So what are these 10 innovations that will change everything?
- Augmented and Virtual Reality
Augmented and virtual reality are already beginning to be used by some companies to assist with touring prospective renters. 3D tours can be done online, and self-guided tours can be done on-site, eliminating the need for model units and reducing on-site staff time.
- Autonomous Vehicles
When it comes to autonomous vehicles, “it’s not if, but when,” according to Staciokas. Autonomous vehicles will reduce the need for parking at communities and make existing space 62 percent more efficient. Again, it is not if, but when autonomous vehicles will be widely used, so it makes sense to start thinking about how you will use the extra land you will have once the majority of your parking space becomes obsolete.
- Battery Power
As battery power improves and gets more efficient over time, more people will make the transition to electric. According to Haldeman, adding charging stations for electric cars in apartment buildings can increase average rent for those using the stations, make a sustainability statement by providing residents with the latest green amenity, and ultimately set you up for the future when these charging stations are no longer an amenity but a necessity.

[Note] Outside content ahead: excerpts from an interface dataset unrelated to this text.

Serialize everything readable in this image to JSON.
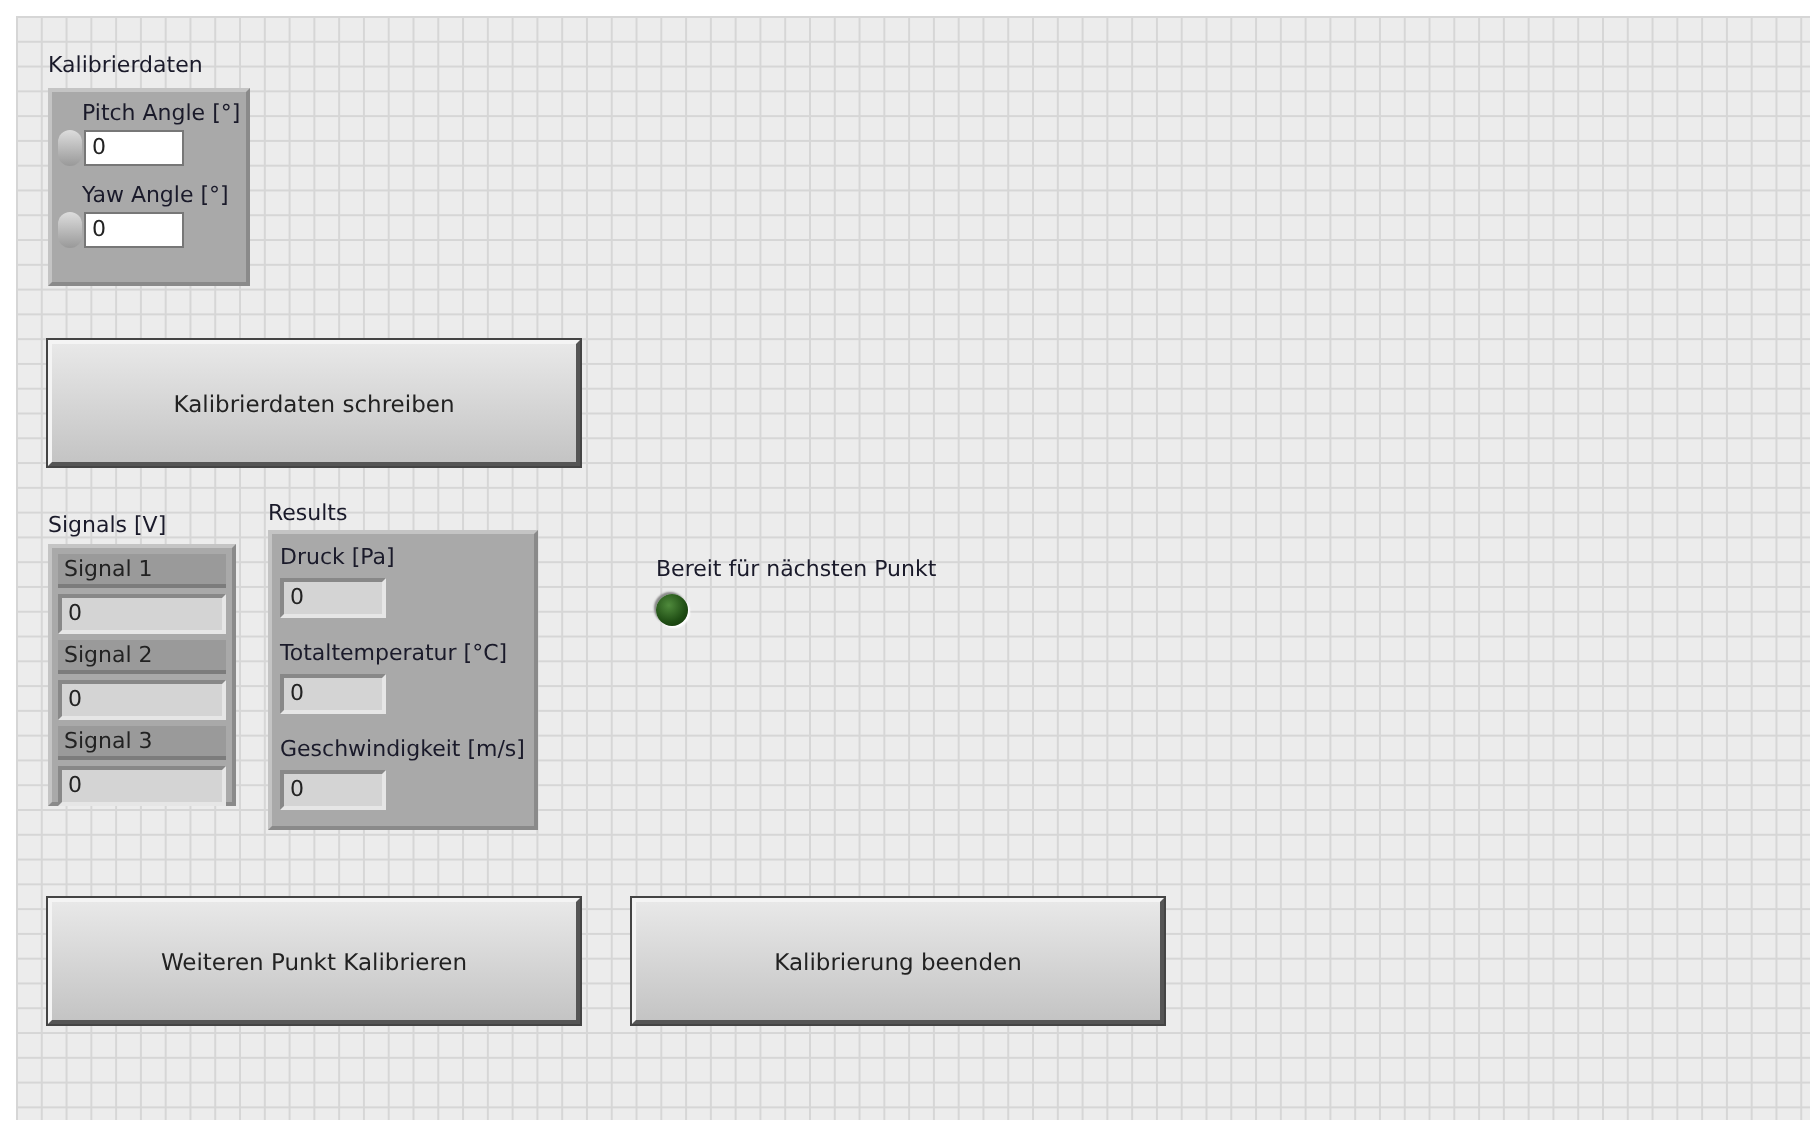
{
  "calibration": {
    "label": "Kalibrierdaten",
    "controls": [
      {
        "label": "Pitch Angle [°]",
        "value": "0"
      },
      {
        "label": "Yaw Angle [°]",
        "value": "0"
      }
    ]
  },
  "write_button": {
    "label": "Kalibrierdaten schreiben"
  },
  "signals": {
    "label": "Signals [V]",
    "items": [
      {
        "label": "Signal 1",
        "value": "0"
      },
      {
        "label": "Signal 2",
        "value": "0"
      },
      {
        "label": "Signal 3",
        "value": "0"
      }
    ]
  },
  "results": {
    "label": "Results",
    "items": [
      {
        "label": "Druck [Pa]",
        "value": "0"
      },
      {
        "label": "Totaltemperatur [°C]",
        "value": "0"
      },
      {
        "label": "Geschwindigkeit [m/s]",
        "value": "0"
      }
    ]
  },
  "ready_led": {
    "label": "Bereit für nächsten Punkt",
    "on": false
  },
  "buttons": [
    {
      "label": "Weiteren Punkt Kalibrieren"
    },
    {
      "label": "Kalibrierung beenden"
    }
  ]
}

- New Money
Cryptocurrency still has a lot of limitations to overcome, but players like Bitcoin, Ethereum and Ripple can, and will, disrupt the industry. According to Weissenberger, cryptocurrencies can eventually be used for an alternative rent payment option as well as peer to peer payments.
- Artificial Intelligence
According to Haldeman, 15 percent of American adults have used a chatbot, even if they weren’t aware. Artificial intelligence will only get smarter, and there are plenty of uses for the multifamily industry, such as managing buildings’ operations or using facial recognition to unlock common areas for residents.
- On Demand/Gig Economy
People expect flexibility and a quick response in our current “there’s an app for that” culture. One effect is more demand from the “home office” residents, and apartment design and amenities will need to respond. “It looks like the den is back in favor,” added Weissenberger.
- Social Media as Customer Service
A company’s social media presence is more important now than ever, and there are some key practices to follow. “Replay as quickly as possible on social media,” said Staciokas, “and be authentic and genuine with your responses.” She also stressed the importance of knowing when to take things offline. “We need to ask ourselves, ‘what needs to live in the virtual world, and what needs to live in the physical world?’”
- Smart Homes
Many people have voice assistants, and the next step is to integrate these into everyday building amenities. Smart homes with predictive maintenance capabilities can catch problems in real time, making it “a great customer service element and huge cost saver,” according to Haldeman.
- Voice Search
In Staciokas’ opinion, voice is the ultimate mobile experience. By 2020, half of the internet searches will be done by voice, so in order to be successful, you need to talk like your customers and ask the questions your customers would.
Thompson predicts that between 25 and 35 percent of all leasing transactions will happen without a leasing agent in 10 years due to automation. Sensor-based systems will eventually request maintenance and order parts. Continued automation will free up a lot of employees’ time, giving them the ability to focus on making connections with people and closing.